Work item: Where the records below have a line with "view", that line is to be copied.

Records for processing:
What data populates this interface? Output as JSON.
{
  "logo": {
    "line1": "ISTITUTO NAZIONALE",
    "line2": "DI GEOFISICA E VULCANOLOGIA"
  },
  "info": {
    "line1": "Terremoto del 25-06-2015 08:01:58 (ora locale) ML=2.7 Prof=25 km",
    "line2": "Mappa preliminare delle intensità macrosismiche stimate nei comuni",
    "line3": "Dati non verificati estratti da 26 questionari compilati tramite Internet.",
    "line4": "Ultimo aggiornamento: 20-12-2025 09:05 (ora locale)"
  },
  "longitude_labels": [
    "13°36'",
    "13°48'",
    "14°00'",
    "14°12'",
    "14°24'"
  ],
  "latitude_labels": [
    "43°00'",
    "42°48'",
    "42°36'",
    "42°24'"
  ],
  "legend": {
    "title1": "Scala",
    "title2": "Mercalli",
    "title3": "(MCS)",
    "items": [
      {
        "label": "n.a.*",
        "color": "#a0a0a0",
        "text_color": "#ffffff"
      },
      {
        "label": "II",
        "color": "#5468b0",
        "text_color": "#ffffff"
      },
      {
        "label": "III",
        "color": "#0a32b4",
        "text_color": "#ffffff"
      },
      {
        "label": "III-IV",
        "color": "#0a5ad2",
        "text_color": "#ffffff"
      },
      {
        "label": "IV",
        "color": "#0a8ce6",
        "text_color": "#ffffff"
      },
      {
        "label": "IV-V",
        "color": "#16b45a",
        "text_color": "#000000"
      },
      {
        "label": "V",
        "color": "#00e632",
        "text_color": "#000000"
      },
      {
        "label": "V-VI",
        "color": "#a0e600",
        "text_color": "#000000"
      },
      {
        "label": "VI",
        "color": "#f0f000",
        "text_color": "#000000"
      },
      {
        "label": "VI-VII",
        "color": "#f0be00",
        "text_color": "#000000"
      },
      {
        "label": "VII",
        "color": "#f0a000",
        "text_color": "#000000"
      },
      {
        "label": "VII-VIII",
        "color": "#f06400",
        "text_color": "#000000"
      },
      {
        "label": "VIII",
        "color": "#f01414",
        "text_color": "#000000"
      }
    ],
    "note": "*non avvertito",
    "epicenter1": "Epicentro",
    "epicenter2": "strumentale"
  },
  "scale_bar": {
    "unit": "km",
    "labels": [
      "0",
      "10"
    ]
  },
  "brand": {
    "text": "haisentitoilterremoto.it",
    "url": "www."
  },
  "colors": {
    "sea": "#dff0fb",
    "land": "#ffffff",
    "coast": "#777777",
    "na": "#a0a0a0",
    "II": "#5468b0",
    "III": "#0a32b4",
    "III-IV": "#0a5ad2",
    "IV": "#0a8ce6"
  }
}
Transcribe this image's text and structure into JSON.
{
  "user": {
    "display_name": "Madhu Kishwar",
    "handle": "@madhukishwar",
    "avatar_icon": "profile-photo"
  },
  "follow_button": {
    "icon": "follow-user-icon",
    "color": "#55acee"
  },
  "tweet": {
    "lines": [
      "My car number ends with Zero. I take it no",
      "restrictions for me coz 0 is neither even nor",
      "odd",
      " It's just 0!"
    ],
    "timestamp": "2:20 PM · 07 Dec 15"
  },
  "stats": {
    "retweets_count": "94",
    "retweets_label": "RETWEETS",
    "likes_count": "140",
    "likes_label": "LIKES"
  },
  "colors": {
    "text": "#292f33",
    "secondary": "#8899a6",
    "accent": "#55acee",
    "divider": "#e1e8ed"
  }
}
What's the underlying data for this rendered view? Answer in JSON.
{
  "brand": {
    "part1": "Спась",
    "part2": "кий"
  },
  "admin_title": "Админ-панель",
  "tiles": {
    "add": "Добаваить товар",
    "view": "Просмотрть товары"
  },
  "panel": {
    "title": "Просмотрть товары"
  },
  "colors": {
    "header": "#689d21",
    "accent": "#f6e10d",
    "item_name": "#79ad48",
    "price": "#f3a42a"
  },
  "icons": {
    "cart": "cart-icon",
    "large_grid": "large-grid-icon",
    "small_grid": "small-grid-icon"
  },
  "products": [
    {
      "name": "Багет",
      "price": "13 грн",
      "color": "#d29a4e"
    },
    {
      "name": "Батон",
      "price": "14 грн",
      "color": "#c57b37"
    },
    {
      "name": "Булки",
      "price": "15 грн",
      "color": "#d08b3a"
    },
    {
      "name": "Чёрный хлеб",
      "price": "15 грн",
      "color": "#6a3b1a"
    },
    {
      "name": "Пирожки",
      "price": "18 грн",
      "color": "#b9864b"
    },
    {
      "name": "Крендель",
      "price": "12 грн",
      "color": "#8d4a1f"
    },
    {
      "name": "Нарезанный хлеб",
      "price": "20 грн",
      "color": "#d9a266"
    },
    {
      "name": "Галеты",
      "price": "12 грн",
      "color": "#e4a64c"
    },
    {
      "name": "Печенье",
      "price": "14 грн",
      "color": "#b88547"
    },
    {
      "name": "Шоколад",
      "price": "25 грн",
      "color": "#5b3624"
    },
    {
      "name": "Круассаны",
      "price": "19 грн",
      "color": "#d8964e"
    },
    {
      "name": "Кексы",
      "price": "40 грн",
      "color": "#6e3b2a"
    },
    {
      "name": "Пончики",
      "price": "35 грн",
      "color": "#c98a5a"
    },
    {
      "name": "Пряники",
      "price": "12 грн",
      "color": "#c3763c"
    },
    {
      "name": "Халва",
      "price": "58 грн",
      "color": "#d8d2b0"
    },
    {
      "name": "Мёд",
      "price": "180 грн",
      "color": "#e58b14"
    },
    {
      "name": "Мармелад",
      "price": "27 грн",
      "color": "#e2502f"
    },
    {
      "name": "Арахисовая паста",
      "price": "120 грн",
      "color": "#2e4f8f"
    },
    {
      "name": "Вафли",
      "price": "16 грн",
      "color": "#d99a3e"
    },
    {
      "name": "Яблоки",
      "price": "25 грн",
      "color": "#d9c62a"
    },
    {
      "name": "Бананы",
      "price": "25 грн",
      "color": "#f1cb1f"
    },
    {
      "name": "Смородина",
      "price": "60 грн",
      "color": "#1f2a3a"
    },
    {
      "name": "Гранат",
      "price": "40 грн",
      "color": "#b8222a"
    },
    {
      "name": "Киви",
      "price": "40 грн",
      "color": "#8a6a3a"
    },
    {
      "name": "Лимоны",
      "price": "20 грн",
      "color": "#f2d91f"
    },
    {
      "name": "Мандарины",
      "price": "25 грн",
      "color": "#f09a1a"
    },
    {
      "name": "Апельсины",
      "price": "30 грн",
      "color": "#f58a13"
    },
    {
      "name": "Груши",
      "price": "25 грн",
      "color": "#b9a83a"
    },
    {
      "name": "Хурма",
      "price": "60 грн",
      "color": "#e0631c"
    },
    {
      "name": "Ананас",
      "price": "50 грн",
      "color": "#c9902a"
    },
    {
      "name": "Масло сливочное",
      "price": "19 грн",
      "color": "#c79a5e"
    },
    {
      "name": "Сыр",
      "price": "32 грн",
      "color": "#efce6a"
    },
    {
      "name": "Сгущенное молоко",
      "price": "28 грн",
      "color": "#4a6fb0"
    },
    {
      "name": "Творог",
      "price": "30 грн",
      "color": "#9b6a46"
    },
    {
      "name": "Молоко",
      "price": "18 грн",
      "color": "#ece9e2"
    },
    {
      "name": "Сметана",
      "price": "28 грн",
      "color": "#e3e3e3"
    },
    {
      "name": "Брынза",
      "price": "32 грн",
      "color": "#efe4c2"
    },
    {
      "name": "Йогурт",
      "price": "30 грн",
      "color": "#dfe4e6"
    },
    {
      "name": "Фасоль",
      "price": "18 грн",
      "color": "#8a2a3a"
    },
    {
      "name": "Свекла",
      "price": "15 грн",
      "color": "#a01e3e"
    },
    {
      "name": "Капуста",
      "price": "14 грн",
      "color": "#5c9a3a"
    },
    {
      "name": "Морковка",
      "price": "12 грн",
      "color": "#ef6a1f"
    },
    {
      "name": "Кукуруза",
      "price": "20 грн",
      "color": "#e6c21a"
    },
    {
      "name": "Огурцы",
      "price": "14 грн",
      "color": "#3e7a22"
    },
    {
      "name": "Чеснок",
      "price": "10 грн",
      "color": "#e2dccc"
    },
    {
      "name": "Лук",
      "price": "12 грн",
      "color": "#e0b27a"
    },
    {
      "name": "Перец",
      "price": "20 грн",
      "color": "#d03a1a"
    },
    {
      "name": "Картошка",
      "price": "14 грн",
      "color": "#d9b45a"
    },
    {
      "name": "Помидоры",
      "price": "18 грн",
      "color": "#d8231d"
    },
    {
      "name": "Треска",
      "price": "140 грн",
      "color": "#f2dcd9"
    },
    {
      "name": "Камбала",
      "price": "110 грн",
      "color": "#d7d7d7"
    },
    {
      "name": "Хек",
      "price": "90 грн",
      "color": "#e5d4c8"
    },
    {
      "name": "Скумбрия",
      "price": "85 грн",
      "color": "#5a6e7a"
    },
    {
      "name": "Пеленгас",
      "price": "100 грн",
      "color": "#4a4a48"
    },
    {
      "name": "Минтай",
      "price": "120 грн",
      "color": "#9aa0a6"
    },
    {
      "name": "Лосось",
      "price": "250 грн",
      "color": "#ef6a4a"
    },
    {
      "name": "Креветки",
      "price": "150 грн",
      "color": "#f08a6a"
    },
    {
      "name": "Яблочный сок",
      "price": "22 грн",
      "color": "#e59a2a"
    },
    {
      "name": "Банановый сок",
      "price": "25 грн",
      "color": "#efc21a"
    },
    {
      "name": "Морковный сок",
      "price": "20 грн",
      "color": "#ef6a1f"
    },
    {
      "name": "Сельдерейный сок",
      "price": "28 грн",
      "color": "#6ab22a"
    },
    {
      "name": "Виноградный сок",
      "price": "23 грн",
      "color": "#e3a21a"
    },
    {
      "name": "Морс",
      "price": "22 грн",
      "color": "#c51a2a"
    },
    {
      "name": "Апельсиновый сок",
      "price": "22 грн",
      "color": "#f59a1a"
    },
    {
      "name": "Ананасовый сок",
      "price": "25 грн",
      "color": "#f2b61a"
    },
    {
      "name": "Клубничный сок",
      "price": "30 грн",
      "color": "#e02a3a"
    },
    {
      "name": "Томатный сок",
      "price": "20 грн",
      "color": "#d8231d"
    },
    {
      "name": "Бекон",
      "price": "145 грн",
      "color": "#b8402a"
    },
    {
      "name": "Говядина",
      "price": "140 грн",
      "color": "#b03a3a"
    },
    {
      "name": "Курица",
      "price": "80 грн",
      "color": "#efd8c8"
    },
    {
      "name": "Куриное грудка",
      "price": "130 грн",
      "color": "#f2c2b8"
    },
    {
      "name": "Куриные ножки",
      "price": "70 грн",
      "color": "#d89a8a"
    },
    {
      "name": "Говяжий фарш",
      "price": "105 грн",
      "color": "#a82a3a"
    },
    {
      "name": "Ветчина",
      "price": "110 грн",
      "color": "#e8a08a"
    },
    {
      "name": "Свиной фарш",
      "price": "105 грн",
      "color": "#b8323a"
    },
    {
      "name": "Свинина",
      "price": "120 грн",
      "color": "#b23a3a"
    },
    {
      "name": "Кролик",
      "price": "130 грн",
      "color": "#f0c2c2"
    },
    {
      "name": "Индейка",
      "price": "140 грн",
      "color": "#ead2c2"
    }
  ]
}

Task answer:
What's the underlying data for this rendered view? Answer in JSON.
    "view": "Просмотрть товары"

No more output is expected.